How Do Types of Thyroid Cancer Differ?

The main types of thyroid cancer are categorized as differentiated, medullary, and anaplastic. Some of these cancers are quite rare. However, there are several types of thyroid cancer more commonly diagnosed in the U.S., including the following:

Papillary Thyroid Cancer

Developing from follicular cells, this cancer is often found in only one lobe of the thyroid and grows slowly. Early detection is ideal since the cancer can spread to the lymph nodes. It accounts for about 70 to 80 percent of thyroid cancer diagnoses.

Follicular Thyroid Cancer

Also developing from follicular cells, this cancer is less common than papillary thyroid cancer. It has been related to a diet that lacks iodine. If left untreated, the cancer can spread to the lungs or bones. Follicular thyroid cancer accounts for 10 to 15 percent of thyroid cancers found in the U.S.

Hürthle Cell Thyroid Cancer

This follicular cell thyroid cancer accounts for only about three percent of cases. It is more difficult to diagnose.

Medullary Thyroid Cancer

Accounting for about three percent of all thyroid cancers, the tumor mass is very different from normal cells in the thyroid gland. Sometimes, but not always, this condition results from a genetic syndrome. It develops in C cells, which create a hormone called calcitonin within the thyroid gland.

Anaplastic Thyroid Cancer

This rare type of thyroid cancer is found in less than two percent of diagnoses. Cancer specialists describe it as undifferentiated because the tumor cells are markedly different from the normal tissue found in the thyroid gland. It is an aggressive form of thyroid cancer.

How Is Thyroid Cancer Detected?

There are several symptoms related to the discovery of thyroid cancer. Patients who experience the following should contact a medical professional:

  • Lumps or swollen lymph nodes in the neck
  • Persistent pain in the throat or neck
  • Trouble breathing
  • Trouble swallowing
  • Hoarseness or other changes to the voice

Treatment Options for Thyroid Cancer

Thyroid cancers differ from one another by type, severity, and how much they have grown or spread. Depending on the particulars of the cancer, treatment options are individualized. When recommended cancer screening identifies and diagnoses thyroid cancer in its early stages, there are more options available to successfully treat this disease. Treatment options include surgery, chemotherapy, radiation, and oral medications. After treatment, patients are advised to have regular follow-up appointments and tests to minimize the chances of reoccurrence.

Seek Cancer Care at Richmond University Medical Center

It’s important for your overall wellness to keep up with regular appointments with your primary care physician and to schedule recommended screenings for cancers and other conditions.
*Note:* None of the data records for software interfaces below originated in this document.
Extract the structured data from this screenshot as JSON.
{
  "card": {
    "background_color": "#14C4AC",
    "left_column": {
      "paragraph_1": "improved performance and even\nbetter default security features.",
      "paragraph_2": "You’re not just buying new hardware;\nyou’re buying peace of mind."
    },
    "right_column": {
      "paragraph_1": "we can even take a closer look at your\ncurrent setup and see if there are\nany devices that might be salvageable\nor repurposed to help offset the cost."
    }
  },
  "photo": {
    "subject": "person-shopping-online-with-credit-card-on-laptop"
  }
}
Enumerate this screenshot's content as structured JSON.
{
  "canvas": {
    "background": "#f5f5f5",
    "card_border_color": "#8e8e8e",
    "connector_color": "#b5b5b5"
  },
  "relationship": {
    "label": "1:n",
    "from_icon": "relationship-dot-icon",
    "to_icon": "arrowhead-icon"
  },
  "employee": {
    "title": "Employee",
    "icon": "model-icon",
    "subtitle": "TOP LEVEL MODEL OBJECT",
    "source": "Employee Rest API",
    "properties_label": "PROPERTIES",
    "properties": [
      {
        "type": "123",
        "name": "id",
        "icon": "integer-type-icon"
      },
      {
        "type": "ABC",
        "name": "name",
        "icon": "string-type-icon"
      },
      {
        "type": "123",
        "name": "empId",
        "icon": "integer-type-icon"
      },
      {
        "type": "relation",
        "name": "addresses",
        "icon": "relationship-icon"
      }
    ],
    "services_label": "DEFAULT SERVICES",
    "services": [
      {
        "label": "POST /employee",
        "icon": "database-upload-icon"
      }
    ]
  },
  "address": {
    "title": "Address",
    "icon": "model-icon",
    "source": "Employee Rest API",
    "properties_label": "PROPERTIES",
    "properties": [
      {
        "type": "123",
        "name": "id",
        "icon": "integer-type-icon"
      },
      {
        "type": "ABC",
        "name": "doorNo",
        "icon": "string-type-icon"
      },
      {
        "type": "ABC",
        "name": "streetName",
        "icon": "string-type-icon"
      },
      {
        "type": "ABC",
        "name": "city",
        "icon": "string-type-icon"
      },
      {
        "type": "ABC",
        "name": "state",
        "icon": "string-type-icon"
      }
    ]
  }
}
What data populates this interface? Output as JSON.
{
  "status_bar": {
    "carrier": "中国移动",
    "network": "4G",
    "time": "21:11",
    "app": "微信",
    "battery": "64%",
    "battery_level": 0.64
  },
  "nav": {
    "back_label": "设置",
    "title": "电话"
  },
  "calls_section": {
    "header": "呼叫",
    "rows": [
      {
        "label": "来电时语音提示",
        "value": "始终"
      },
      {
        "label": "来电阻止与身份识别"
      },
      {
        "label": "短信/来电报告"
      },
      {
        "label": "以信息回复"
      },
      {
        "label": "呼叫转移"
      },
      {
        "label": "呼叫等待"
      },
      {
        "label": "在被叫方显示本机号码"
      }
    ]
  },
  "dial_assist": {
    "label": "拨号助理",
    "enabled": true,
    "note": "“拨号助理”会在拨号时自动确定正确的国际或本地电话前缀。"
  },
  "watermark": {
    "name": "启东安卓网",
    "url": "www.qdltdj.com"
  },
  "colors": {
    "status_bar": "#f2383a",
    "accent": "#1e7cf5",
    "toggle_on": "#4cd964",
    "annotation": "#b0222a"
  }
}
Richmond University Medical Center on Staten Island, New York, offers award-winning medical services, including cancer diagnoses and treatments. Contact us today to schedule an appointment or cancer screening.